Benjamin Sachs is the Kestnbaum Professor of Labor and Industry at Harvard Law School and a leading expert in the field of labor law and labor relations. Professor Sachs teaches courses in labor law, employment law, and law and social change, and his writing focuses on union organizing and unions in American politics. Prior to joining the Harvard faculty in 2008, Professor Sachs was the Joseph Goldstein Fellow at Yale Law School.
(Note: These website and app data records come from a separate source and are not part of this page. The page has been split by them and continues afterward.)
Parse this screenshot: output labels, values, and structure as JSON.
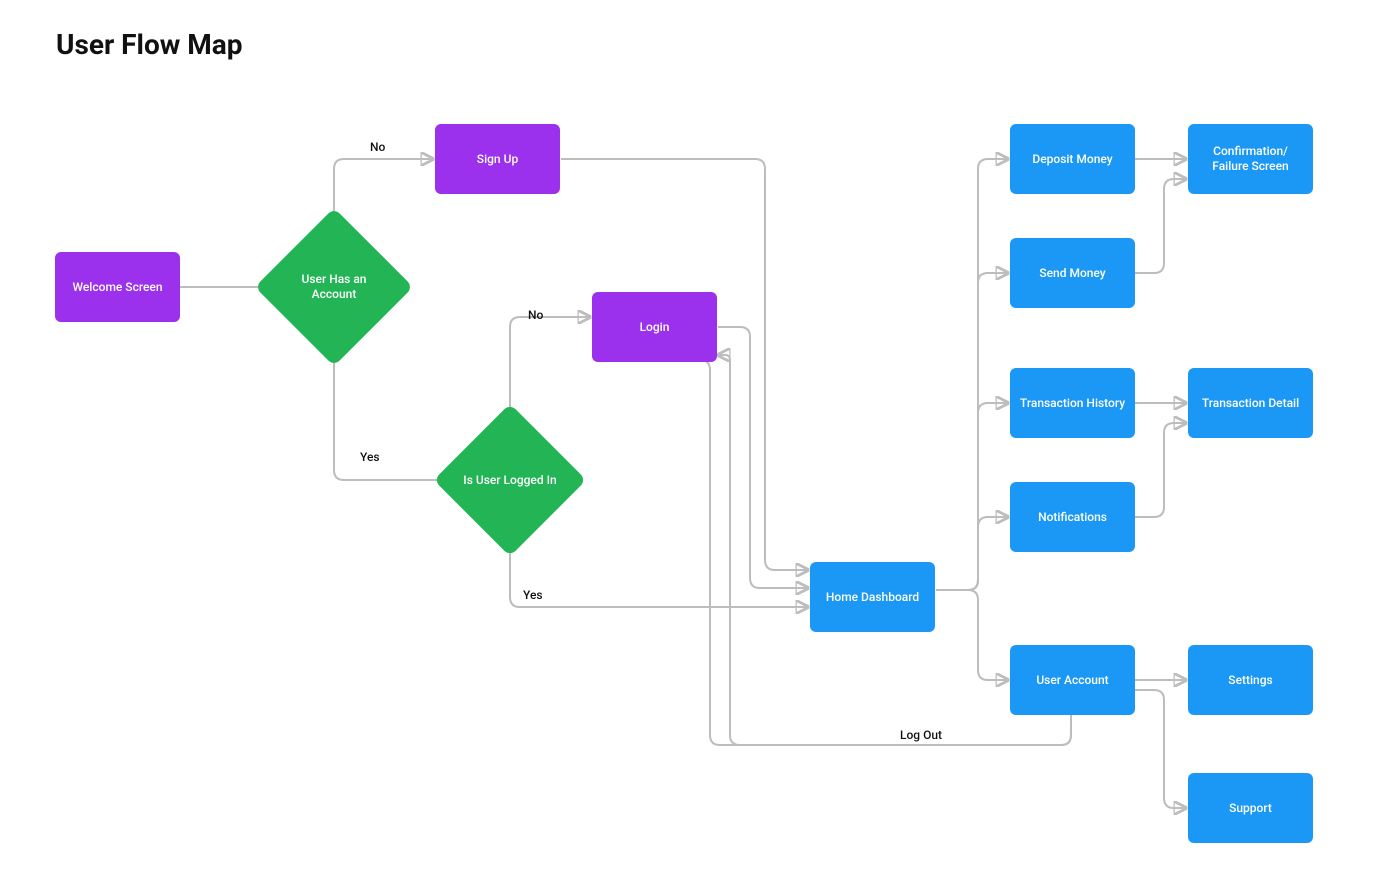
{
  "title": "User Flow Map",
  "colors": {
    "screen": "#9b30ed",
    "decision": "#22b455",
    "page": "#1b98f5",
    "connector": "#bdbdbd"
  },
  "nodes": {
    "welcome": {
      "label": "Welcome Screen",
      "type": "screen"
    },
    "has_account": {
      "label": "User Has an Account",
      "type": "decision"
    },
    "signup": {
      "label": "Sign Up",
      "type": "screen"
    },
    "logged_in": {
      "label": "Is User Logged In",
      "type": "decision"
    },
    "login": {
      "label": "Login",
      "type": "screen"
    },
    "home": {
      "label": "Home Dashboard",
      "type": "page"
    },
    "deposit": {
      "label": "Deposit Money",
      "type": "page"
    },
    "send": {
      "label": "Send Money",
      "type": "page"
    },
    "history": {
      "label": "Transaction History",
      "type": "page"
    },
    "notifications": {
      "label": "Notifications",
      "type": "page"
    },
    "account": {
      "label": "User Account",
      "type": "page"
    },
    "confirm": {
      "label": "Confirmation/ Failure Screen",
      "type": "page"
    },
    "tx_detail": {
      "label": "Transaction Detail",
      "type": "page"
    },
    "settings": {
      "label": "Settings",
      "type": "page"
    },
    "support": {
      "label": "Support",
      "type": "page"
    }
  },
  "edges": [
    {
      "from": "welcome",
      "to": "has_account"
    },
    {
      "from": "has_account",
      "to": "signup",
      "label": "No"
    },
    {
      "from": "has_account",
      "to": "logged_in",
      "label": "Yes"
    },
    {
      "from": "logged_in",
      "to": "login",
      "label": "No"
    },
    {
      "from": "logged_in",
      "to": "home",
      "label": "Yes"
    },
    {
      "from": "signup",
      "to": "home"
    },
    {
      "from": "login",
      "to": "home"
    },
    {
      "from": "home",
      "to": "deposit"
    },
    {
      "from": "home",
      "to": "send"
    },
    {
      "from": "home",
      "to": "history"
    },
    {
      "from": "home",
      "to": "notifications"
    },
    {
      "from": "home",
      "to": "account"
    },
    {
      "from": "deposit",
      "to": "confirm"
    },
    {
      "from": "send",
      "to": "confirm"
    },
    {
      "from": "history",
      "to": "tx_detail"
    },
    {
      "from": "notifications",
      "to": "tx_detail"
    },
    {
      "from": "account",
      "to": "settings"
    },
    {
      "from": "account",
      "to": "support"
    },
    {
      "from": "account",
      "to": "login",
      "label": "Log Out"
    }
  ],
  "edge_labels": {
    "no1": "No",
    "yes1": "Yes",
    "no2": "No",
    "yes2": "Yes",
    "logout": "Log Out"
  }
}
From 2002-2006, he served as Assistant General Counsel of the Service Employees International Union (SEIU) in Washington, D.C., and from 1999-2002 he was an attorney at Make the Road by Walking, a membership-based community organization in Brooklyn, NY. Professor Sachs graduated from Yale Law School in 1998, and served as a judicial law clerk to the Honorable Stephen Reinhardt of the United States Court of Appeals for the Ninth Circuit. His writing has appeared in the Harvard Law Review, the Yale Law Journal, the Columbia Law Review, the New York Times and elsewhere. In 2007, Professor Sachs received the Yale Law School teaching award. He is also the 2013 recipient of the Sacks-Freund Award for Teaching Excellence at Harvard Law School, and the 2015 winner of the Charles Fried Intellectual Diversity Award.
FavoriteBenjamin I. Sachs, Safety, Health, and Union Access in Cedar Point Nursery, 2021 Supreme Ct. Rev. 99 (2022).
FavoriteKate Andrias & Benjamin Sachs, Constructing Countervailing Power: Law and Organizing in an Era of Political Inequality, 130 Yale L.J. 546 (2021).
FavoriteBenjamin I. Sachs, Despite Preemption: Making Labor Law In Cities and States, 124 Harv. L. Rev. 1153 (2011).
- Benjamin Sachs, Unpreemption: The NLRB’s Untapped Power to Authorize State Experimentation, OnLabor (Jan. 11, 2022).
- Benjamin Sachs, A Small Point About Cedar Point, OnLabor (June 23, 2021).